    I think that writing first drafts can be as fast as you possibly want, but rewriting or revising can take a little longer. When you’re burnt out, you know it, and you just need to step away for a day or two to orient yourself again.

    • Thanks, Eddie. It’s true that some books take years and others take weeks. It depends on the story and genre, how much time the author can spend on it throughout the day/week/month, and the writer’s skill level. There is a trend among writers to write fast, and I personally think that’s bad advice. Yes, write as fast as you can (within reason) — but the simple phrase “write fast” probably encourages a lot of writers to rush, and that leads to shoddy work.

      I’ve heard of authors who fly through first drafts and slow down as they revise. Others take a long time to get through early drafts but speed through the revisions and edits. Everyone works differently. Also, everyone has different goals. I’ve seen plenty of authors say they’re okay with their work being average or mediocre…kind of like “Yeah, I probably could have spent another month or two and made it better, but this is fine. I wanted to move on.” To each their own!

  5. Em Fairley says:
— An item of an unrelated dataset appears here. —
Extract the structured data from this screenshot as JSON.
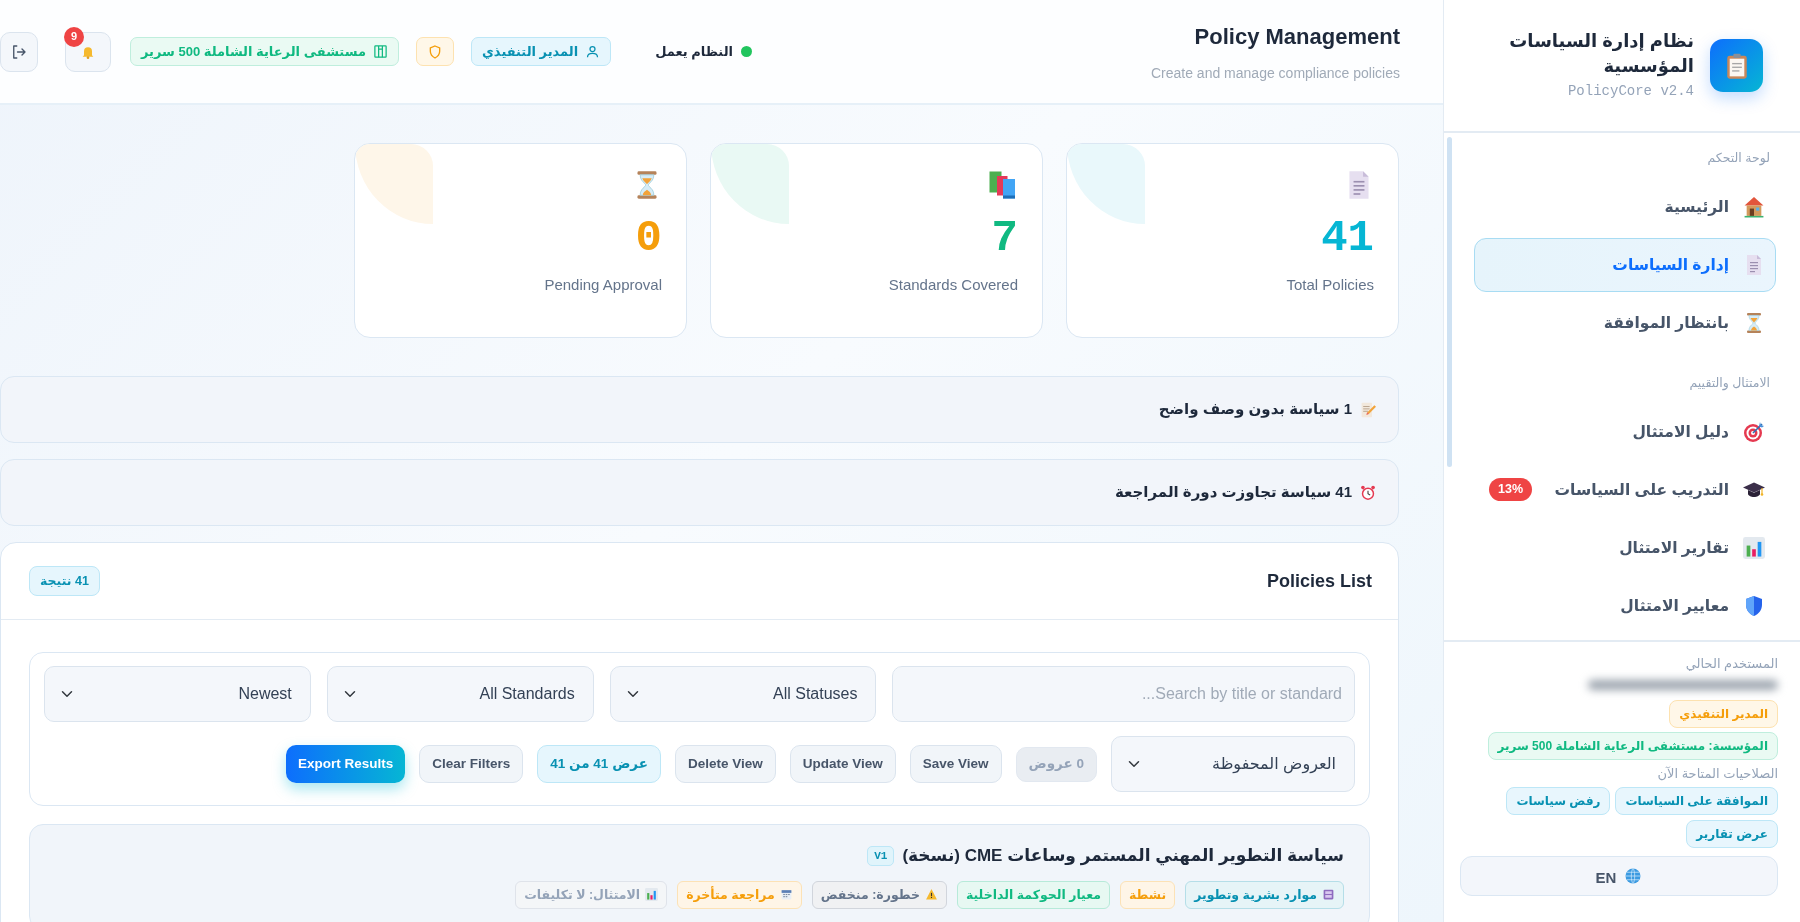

    Melissa, thank you! For me, time really is of the essence. I got together with a friend of mine and in a matter of a couple months we had written the first 13 chapters of a novel. We were both very happy with them, but then our day jobs got in the way and we ended up leaving the far from finished manuscript for over nine months before returning to it. When we did, we decided to revise the plot and pretty much do a rewrite, while leaving much of the original writing in place, just flesh it out more. The resulting plan, perhaps unbelievably, now means that the original chapters one and two are now the framework for at least the first eight in the rewrite. Having been back at it for less than a month, we’ve today signed off on chapter three and are so much happier with both the writing and the plot itself. The time away has also meant that not only is the current book in the works, but we’ve developed plot lines for at least one other book. So for me, indeed us, writing well is much more important than writing fast. Having said that, we’re hopeful that things will progress quickly from here, as we’re both excited to take it forward, but won’t panic too much if work gets in the way and we need to slow down a bit.

    • Hi Em! Thanks for sharing your experience. I think it’s important for writers to tell their own stories so we can better understand the many ways that books and stories get made — whether it takes nine weeks or nine months. I think when we’re starting out, it’s important to take our time, and as we gain experience, we can probably write faster and faster. I wish you the best of luck with your writing!

  6. fahim says:

    What a nice blog you have there!

    I will like to contribute.

    I think that a writer should start with quality at a decent pace, efficiency will improve by time.
    But more quantity with poor quality is, of course, a bad idea.

    Thank you

  7. Steve says:

    Hi Melissa, I am really enjoying your blog, I am learning so much!

    I feel like I am at the beginning of a very long journey as I have just started set my focus on writing, I am currently working on my frist novel and wow I have so far to go, so much to learn but I love it.

    I was reading a few other posts in the creative writing section and also an article you wrote about earning a degree in writing, this one I live in Canada and am a 44-year-old guy considering working toward a Bachelor of Arts in English and then possibly a Bachelor of Fine Arts in Creative Writing if I could survive that far!

    Anyway, you have encouraged me today, thanks for providing valuable feedback and personal points of view for those of us standing at the edge of this precipice trying to convince ourselves it is worth the jump.


    • Thank you for sharing your thoughts, Steve. It’s always uplifting when I hear that the articles here have helped or inspired people. Thank you so much for your kind words; they’ll keep me going!